A fire at the Flight 93 National Memorial on Friday badly burned three administrative buildings, a National Park Service spokesman said.
All employees evacuated safely, and no injuries were reported, spokesman Mike Litterst said. He did not immediately know the cause of the fire but said in a statement that initial reports indicated “extensive damage” to the complex.
The affected buildings serve as the park’s headquarters and include the superintendent’s office, Litterst said. The flames didn’t affect the memorial or construction of the visitors center, which are about 2 miles away on the large property.
The memorial, still under construction in Shanksville, marks the spot where United Airlines Flight 93 crashed during the Sept. 11, 2001, terrorist attacks. The plane, which was traveling from Newark, New Jersey, to San Francisco, went down in a reclaimed strip mine after passengers fought back against its hijackers. All 33 passengers and seven crew members were killed along with the hijackers.
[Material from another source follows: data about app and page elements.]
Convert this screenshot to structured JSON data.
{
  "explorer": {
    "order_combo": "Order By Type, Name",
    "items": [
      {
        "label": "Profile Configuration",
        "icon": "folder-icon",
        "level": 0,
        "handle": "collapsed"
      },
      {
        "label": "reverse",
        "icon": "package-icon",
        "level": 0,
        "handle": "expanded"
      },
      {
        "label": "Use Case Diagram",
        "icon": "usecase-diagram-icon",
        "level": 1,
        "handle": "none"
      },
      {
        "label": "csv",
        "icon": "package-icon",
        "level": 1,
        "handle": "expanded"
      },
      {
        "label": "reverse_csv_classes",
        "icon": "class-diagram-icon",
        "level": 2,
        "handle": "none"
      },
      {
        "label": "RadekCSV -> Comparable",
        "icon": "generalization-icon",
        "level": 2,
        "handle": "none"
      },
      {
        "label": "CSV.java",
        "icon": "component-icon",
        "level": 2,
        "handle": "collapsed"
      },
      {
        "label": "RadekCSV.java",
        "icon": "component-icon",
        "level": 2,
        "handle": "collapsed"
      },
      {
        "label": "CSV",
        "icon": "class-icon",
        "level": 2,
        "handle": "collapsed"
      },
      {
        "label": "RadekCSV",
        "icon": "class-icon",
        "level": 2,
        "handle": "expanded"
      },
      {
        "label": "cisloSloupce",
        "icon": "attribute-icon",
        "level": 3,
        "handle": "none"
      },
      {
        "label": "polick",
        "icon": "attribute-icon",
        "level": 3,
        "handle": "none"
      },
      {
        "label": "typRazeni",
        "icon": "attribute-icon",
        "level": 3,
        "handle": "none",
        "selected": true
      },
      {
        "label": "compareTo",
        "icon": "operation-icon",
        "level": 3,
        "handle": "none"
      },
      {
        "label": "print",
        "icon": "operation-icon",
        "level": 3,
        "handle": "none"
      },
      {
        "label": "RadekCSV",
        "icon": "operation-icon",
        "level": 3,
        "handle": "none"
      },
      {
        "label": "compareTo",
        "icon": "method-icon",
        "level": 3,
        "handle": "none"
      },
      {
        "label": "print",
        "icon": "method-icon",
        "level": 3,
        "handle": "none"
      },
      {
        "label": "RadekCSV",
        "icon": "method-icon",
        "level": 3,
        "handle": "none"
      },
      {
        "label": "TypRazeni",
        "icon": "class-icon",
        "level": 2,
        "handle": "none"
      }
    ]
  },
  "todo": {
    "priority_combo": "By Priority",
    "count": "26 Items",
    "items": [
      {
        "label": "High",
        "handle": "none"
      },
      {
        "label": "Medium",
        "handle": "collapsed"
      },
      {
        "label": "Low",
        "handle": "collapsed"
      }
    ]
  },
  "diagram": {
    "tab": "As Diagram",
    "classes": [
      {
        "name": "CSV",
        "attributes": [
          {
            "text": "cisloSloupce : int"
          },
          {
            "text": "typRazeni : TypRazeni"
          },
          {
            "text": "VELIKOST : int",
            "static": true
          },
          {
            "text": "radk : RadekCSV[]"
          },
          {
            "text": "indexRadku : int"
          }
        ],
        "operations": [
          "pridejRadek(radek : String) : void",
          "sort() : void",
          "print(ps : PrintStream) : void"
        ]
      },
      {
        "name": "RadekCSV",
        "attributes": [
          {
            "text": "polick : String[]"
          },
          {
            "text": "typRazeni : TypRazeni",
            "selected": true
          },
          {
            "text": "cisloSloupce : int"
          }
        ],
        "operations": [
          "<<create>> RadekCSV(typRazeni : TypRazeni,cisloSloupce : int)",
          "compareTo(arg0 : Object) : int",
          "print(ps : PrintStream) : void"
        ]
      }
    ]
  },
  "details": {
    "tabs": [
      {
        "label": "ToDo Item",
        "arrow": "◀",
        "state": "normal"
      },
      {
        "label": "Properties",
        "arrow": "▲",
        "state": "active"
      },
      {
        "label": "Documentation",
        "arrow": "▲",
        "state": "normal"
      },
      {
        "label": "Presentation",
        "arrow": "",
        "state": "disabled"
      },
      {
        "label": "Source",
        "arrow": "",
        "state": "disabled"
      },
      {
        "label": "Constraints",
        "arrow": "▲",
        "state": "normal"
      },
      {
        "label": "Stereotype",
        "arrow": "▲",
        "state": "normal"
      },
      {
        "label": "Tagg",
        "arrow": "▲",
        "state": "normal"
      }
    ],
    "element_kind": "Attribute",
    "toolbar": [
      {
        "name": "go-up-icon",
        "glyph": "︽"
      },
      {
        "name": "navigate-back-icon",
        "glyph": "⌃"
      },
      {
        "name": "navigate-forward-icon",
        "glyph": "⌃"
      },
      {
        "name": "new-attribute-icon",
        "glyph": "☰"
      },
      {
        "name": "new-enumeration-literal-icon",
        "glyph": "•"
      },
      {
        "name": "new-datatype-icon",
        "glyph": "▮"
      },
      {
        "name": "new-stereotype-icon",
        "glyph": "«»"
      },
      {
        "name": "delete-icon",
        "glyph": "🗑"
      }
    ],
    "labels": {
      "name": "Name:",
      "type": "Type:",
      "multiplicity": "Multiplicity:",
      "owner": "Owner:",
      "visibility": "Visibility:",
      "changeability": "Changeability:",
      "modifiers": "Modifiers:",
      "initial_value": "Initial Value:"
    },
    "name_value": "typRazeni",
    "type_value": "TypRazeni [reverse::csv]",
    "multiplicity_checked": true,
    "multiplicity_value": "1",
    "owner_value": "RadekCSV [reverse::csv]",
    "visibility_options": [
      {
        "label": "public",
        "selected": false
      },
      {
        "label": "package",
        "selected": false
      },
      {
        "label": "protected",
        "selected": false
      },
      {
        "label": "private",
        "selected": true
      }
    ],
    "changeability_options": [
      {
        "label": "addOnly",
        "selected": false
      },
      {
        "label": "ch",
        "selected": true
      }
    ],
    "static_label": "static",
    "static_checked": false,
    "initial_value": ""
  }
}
A memorial plaza was completed in time for the 10th anniversary of the attacks in 2011. It features a white stone wall, which traces the path of the doomed flight, with separate panels for each victim. There are plans for a 93-foot-tall tower with 40 wind chimes.
Officials have said they hope construction of the visitors center, which is estimated to cost $17 million to $23 million, will be finished by June. That would give park officials three months to install exhibits in time to open for the 14th anniversary of the crash.
The president of the Families of Flight 93, Gordon Felt, issued a statement expressing sadness about the fire and saying the group awaited further information on the cause.
All told, the park is expected to cost about $60 million. The government spent another $10 million for the land, which is about 75 miles east of Pittsburgh.